*** Data for review ***

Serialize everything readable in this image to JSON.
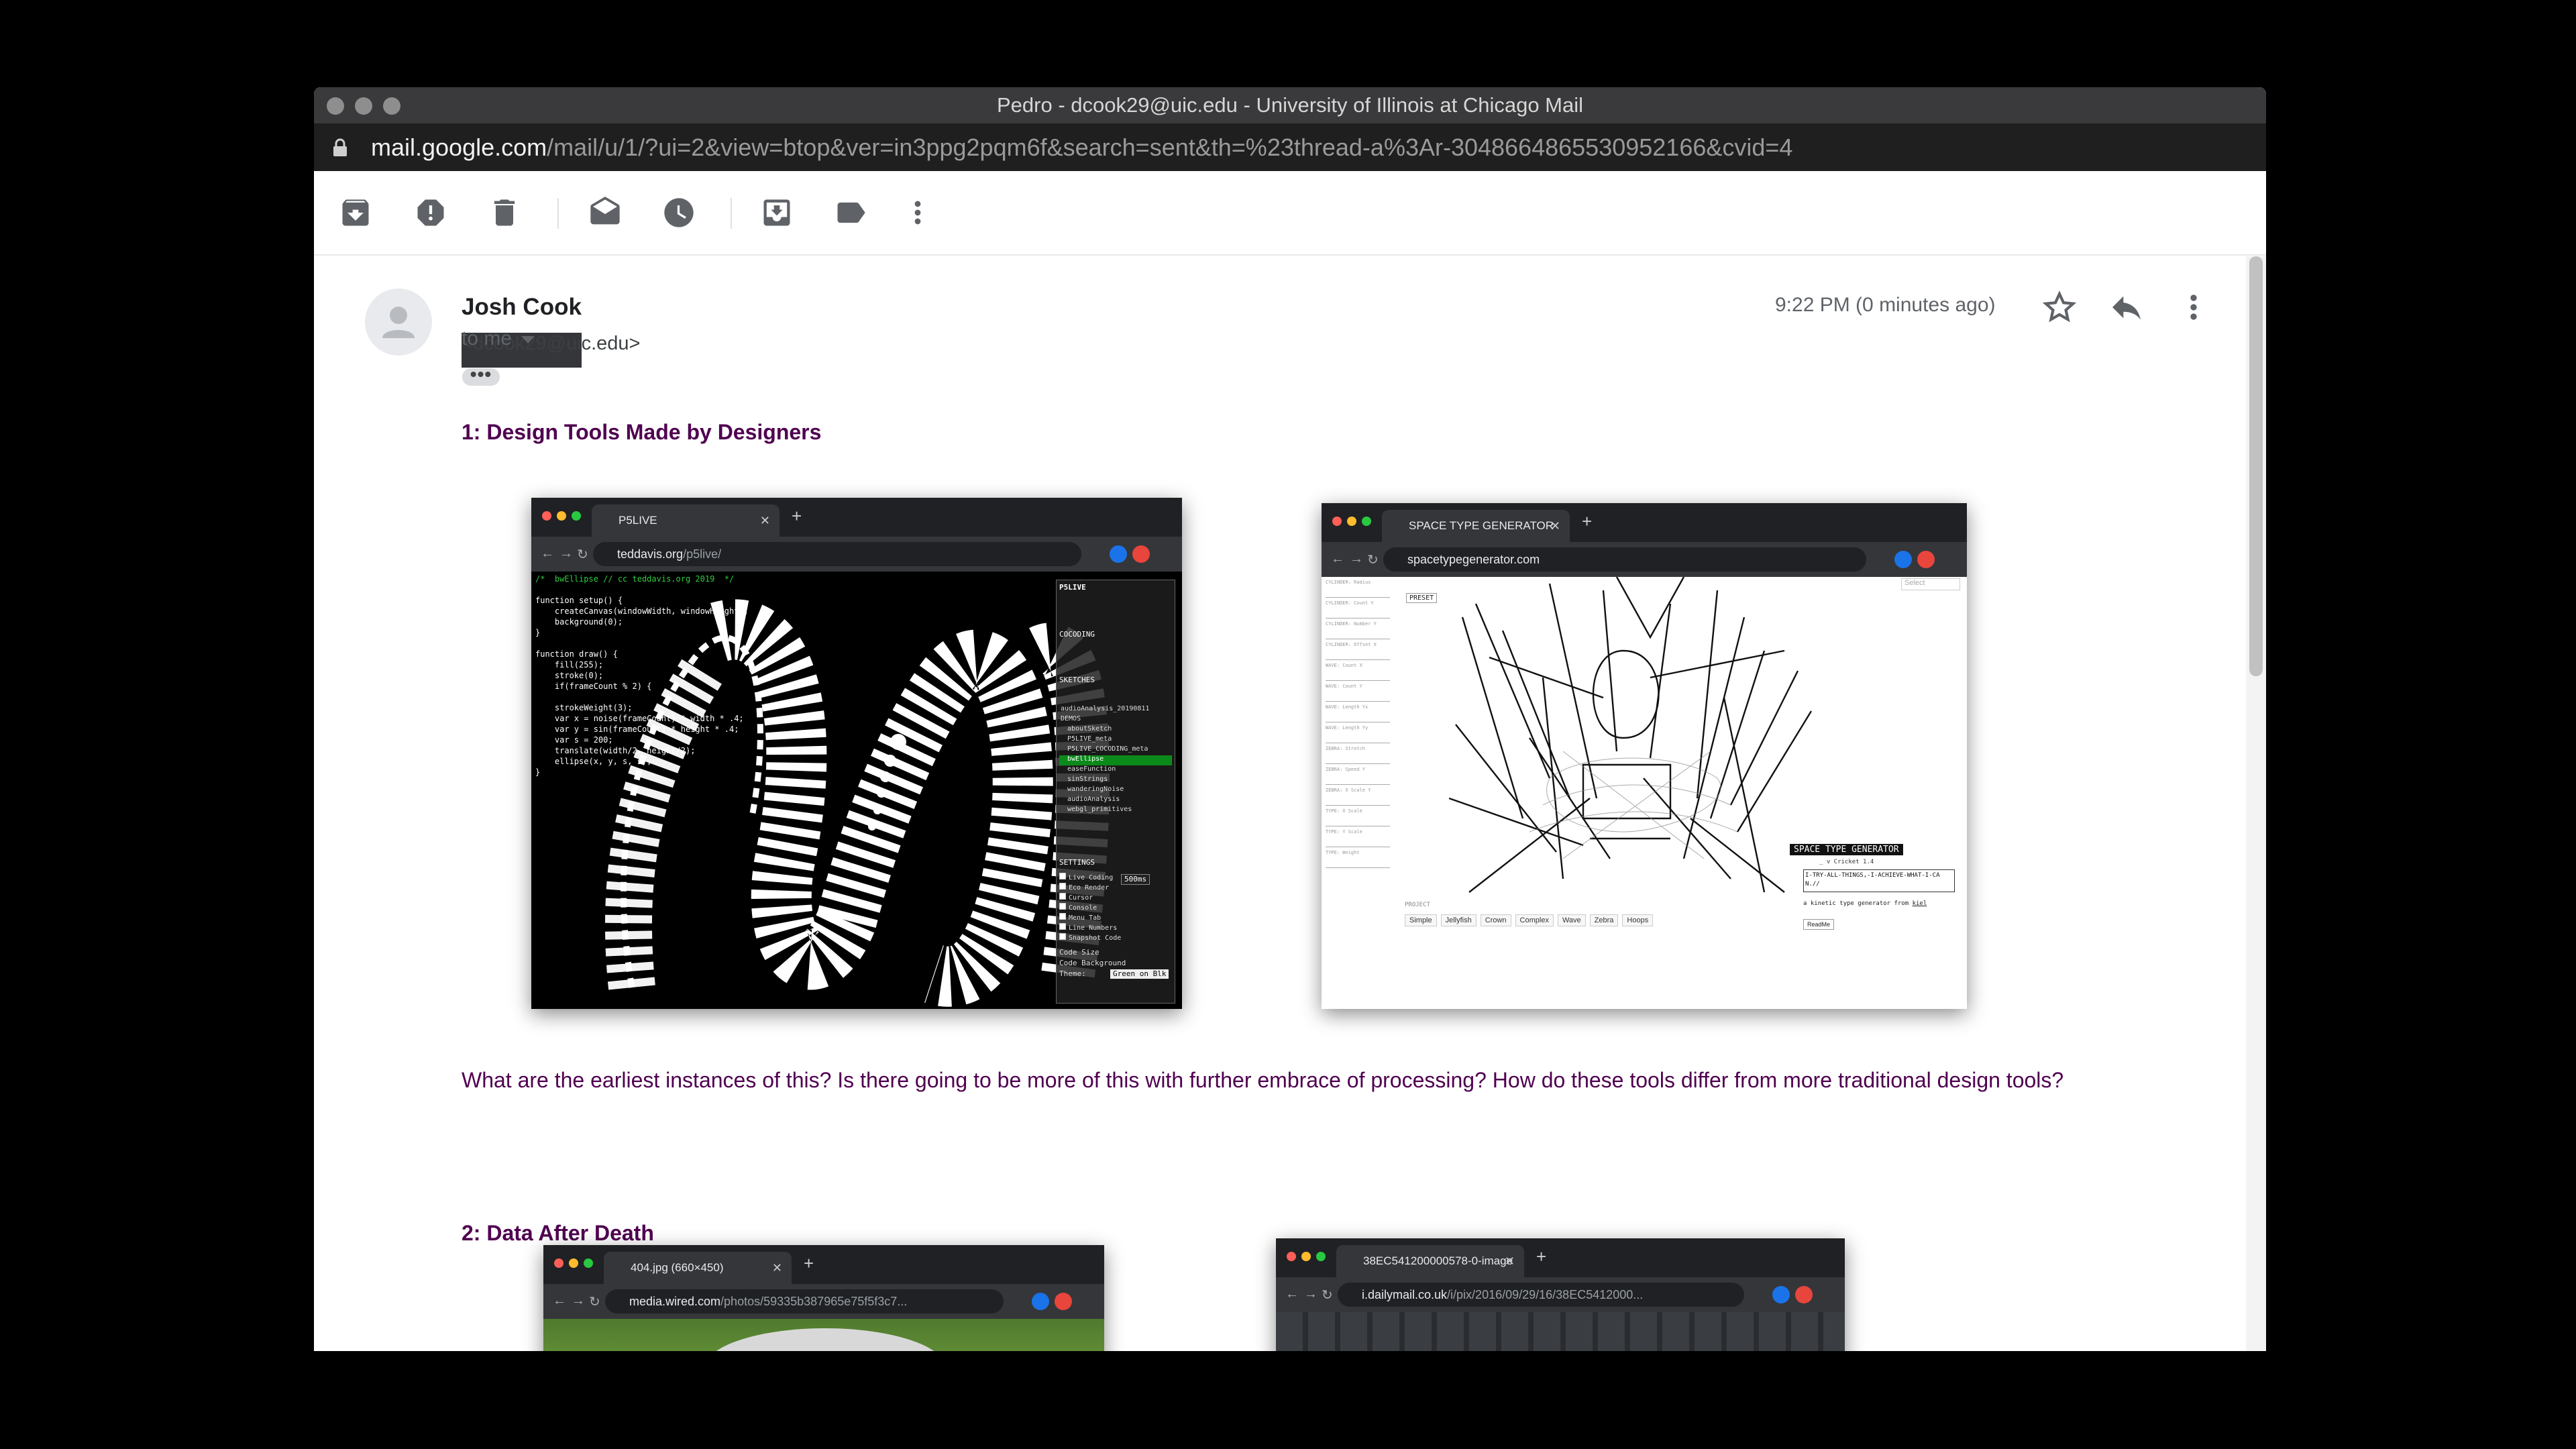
{
  "window": {
    "title": "Pedro - dcook29@uic.edu - University of Illinois at Chicago Mail",
    "url_host": "mail.google.com",
    "url_path": "/mail/u/1/?ui=2&view=btop&ver=in3ppg2pqm6f&search=sent&th=%23thread-a%3Ar-3048664865530952166&cvid=4"
  },
  "toolbar": {
    "icons": [
      "archive-icon",
      "report-spam-icon",
      "delete-icon",
      "mark-unread-icon",
      "snooze-icon",
      "move-to-inbox-icon",
      "label-icon",
      "more-vert-icon"
    ]
  },
  "email": {
    "sender_name": "Josh Cook",
    "sender_email": "<dcook29@uic.edu>",
    "to": "to me",
    "ellipsis": "•••",
    "time": "9:22 PM (0 minutes ago)",
    "section1_heading": "1: Design Tools Made by Designers",
    "paragraph1": "What are the earliest instances of this? Is there going to be more of this with further embrace of processing? How do these tools differ from more traditional design tools?",
    "section2_heading": "2: Data After Death"
  },
  "shot1": {
    "tab_title": "P5LIVE",
    "url_host": "teddavis.org",
    "url_path": "/p5live/",
    "code_lines": [
      "/*  bwEllipse // cc teddavis.org 2019  */",
      "",
      "function setup() {",
      "    createCanvas(windowWidth, windowHeight);",
      "    background(0);",
      "}",
      "",
      "function draw() {",
      "    fill(255);",
      "    stroke(0);",
      "    if(frameCount % 2) {",
      "",
      "    strokeWeight(3);",
      "    var x = noise(frameCount) * width * .4;",
      "    var y = sin(frameCount) * height * .4;",
      "    var s = 200;",
      "    translate(width/2, height/2);",
      "    ellipse(x, y, s, s);",
      "}"
    ],
    "panel_title": "P5LIVE",
    "cocoding": "COCODING",
    "sketches": "SKETCHES",
    "sketch_items": [
      "audioAnalysis_20190811",
      "DEMOS",
      "aboutSketch",
      "P5LIVE_meta",
      "P5LIVE_COCODING_meta",
      "bwEllipse",
      "easeFunction",
      "sinStrings",
      "wanderingNoise",
      "audioAnalysis",
      "webgl_primitives"
    ],
    "settings": "SETTINGS",
    "settings_items": [
      "Live Coding",
      "Eco Render",
      "Cursor",
      "Console",
      "Menu Tab",
      "Line Numbers",
      "Snapshot Code"
    ],
    "live_coding_value": "500ms",
    "code_size_label": "Code Size",
    "code_bg_label": "Code Background",
    "theme_label": "Theme:",
    "theme_value": "Green on Blk"
  },
  "shot2": {
    "tab_title": "SPACE TYPE GENERATOR",
    "url_host": "spacetypegenerator.com",
    "url_path": "",
    "left_controls": [
      "CYLINDER: Radius",
      "CYLINDER: Count Y",
      "CYLINDER: Number Y",
      "CYLINDER: Offset X",
      "WAVE: Count X",
      "WAVE: Count Y",
      "WAVE: Length Yx",
      "WAVE: Length Yy",
      "ZEBRA: Stretch",
      "ZEBRA: Speed Y",
      "ZEBRA: X Scale Y",
      "TYPE: X Scale",
      "TYPE: Y Scale",
      "TYPE: Weight"
    ],
    "preset": "PRESET",
    "select_placeholder": "Select",
    "logo": "SPACE TYPE GENERATOR",
    "logo_sub": "_ v Cricket 1.4",
    "typed_text": "I-TRY-ALL-THINGS,-I-ACHIEVE-WHAT-I-CAN.//",
    "credit_prefix": "a kinetic type generator from",
    "credit_link": "kiel",
    "project_label": "PROJECT",
    "buttons": [
      "Simple",
      "Jellyfish",
      "Crown",
      "Complex",
      "Wave",
      "Zebra",
      "Hoops"
    ],
    "readme": "ReadMe"
  },
  "shot3": {
    "tab_title": "404.jpg (660×450)",
    "url_host": "media.wired.com",
    "url_path": "/photos/59335b387965e75f5f3c7..."
  },
  "shot4": {
    "tab_title": "38EC541200000578-0-image",
    "url_host": "i.dailymail.co.uk",
    "url_path": "/i/pix/2016/09/29/16/38EC5412000..."
  },
  "colors": {
    "heading": "#500050",
    "body_text": "#500050",
    "titlebar": "#3a3a3c",
    "urlbar": "#1f1f1f",
    "avatar_badge": "#e8453c"
  }
}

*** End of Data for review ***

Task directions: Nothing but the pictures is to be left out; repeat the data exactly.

Solution below:
Serialize everything readable in this image to JSON.
{
  "window": {
    "title": "Pedro - dcook29@uic.edu - University of Illinois at Chicago Mail",
    "url_host": "mail.google.com",
    "url_path": "/mail/u/1/?ui=2&view=btop&ver=in3ppg2pqm6f&search=sent&th=%23thread-a%3Ar-3048664865530952166&cvid=4"
  },
  "toolbar": {
    "icons": [
      "archive-icon",
      "report-spam-icon",
      "delete-icon",
      "mark-unread-icon",
      "snooze-icon",
      "move-to-inbox-icon",
      "label-icon",
      "more-vert-icon"
    ]
  },
  "email": {
    "sender_name": "Josh Cook",
    "sender_email": "<dcook29@uic.edu>",
    "to": "to me",
    "ellipsis": "•••",
    "time": "9:22 PM (0 minutes ago)",
    "section1_heading": "1: Design Tools Made by Designers",
    "paragraph1": "What are the earliest instances of this? Is there going to be more of this with further embrace of processing? How do these tools differ from more traditional design tools?",
    "section2_heading": "2: Data After Death"
  },
  "shot1": {
    "tab_title": "P5LIVE",
    "url_host": "teddavis.org",
    "url_path": "/p5live/",
    "code_lines": [
      "/*  bwEllipse // cc teddavis.org 2019  */",
      "",
      "function setup() {",
      "    createCanvas(windowWidth, windowHeight);",
      "    background(0);",
      "}",
      "",
      "function draw() {",
      "    fill(255);",
      "    stroke(0);",
      "    if(frameCount % 2) {",
      "",
      "    strokeWeight(3);",
      "    var x = noise(frameCount) * width * .4;",
      "    var y = sin(frameCount) * height * .4;",
      "    var s = 200;",
      "    translate(width/2, height/2);",
      "    ellipse(x, y, s, s);",
      "}"
    ],
    "panel_title": "P5LIVE",
    "cocoding": "COCODING",
    "sketches": "SKETCHES",
    "sketch_items": [
      "audioAnalysis_20190811",
      "DEMOS",
      "aboutSketch",
      "P5LIVE_meta",
      "P5LIVE_COCODING_meta",
      "bwEllipse",
      "easeFunction",
      "sinStrings",
      "wanderingNoise",
      "audioAnalysis",
      "webgl_primitives"
    ],
    "settings": "SETTINGS",
    "settings_items": [
      "Live Coding",
      "Eco Render",
      "Cursor",
      "Console",
      "Menu Tab",
      "Line Numbers",
      "Snapshot Code"
    ],
    "live_coding_value": "500ms",
    "code_size_label": "Code Size",
    "code_bg_label": "Code Background",
    "theme_label": "Theme:",
    "theme_value": "Green on Blk"
  },
  "shot2": {
    "tab_title": "SPACE TYPE GENERATOR",
    "url_host": "spacetypegenerator.com",
    "url_path": "",
    "left_controls": [
      "CYLINDER: Radius",
      "CYLINDER: Count Y",
      "CYLINDER: Number Y",
      "CYLINDER: Offset X",
      "WAVE: Count X",
      "WAVE: Count Y",
      "WAVE: Length Yx",
      "WAVE: Length Yy",
      "ZEBRA: Stretch",
      "ZEBRA: Speed Y",
      "ZEBRA: X Scale Y",
      "TYPE: X Scale",
      "TYPE: Y Scale",
      "TYPE: Weight"
    ],
    "preset": "PRESET",
    "select_placeholder": "Select",
    "logo": "SPACE TYPE GENERATOR",
    "logo_sub": "_ v Cricket 1.4",
    "typed_text": "I-TRY-ALL-THINGS,-I-ACHIEVE-WHAT-I-CAN.//",
    "credit_prefix": "a kinetic type generator from",
    "credit_link": "kiel",
    "project_label": "PROJECT",
    "buttons": [
      "Simple",
      "Jellyfish",
      "Crown",
      "Complex",
      "Wave",
      "Zebra",
      "Hoops"
    ],
    "readme": "ReadMe"
  },
  "shot3": {
    "tab_title": "404.jpg (660×450)",
    "url_host": "media.wired.com",
    "url_path": "/photos/59335b387965e75f5f3c7..."
  },
  "shot4": {
    "tab_title": "38EC541200000578-0-image",
    "url_host": "i.dailymail.co.uk",
    "url_path": "/i/pix/2016/09/29/16/38EC5412000..."
  },
  "colors": {
    "heading": "#500050",
    "body_text": "#500050",
    "titlebar": "#3a3a3c",
    "urlbar": "#1f1f1f",
    "avatar_badge": "#e8453c"
  }
}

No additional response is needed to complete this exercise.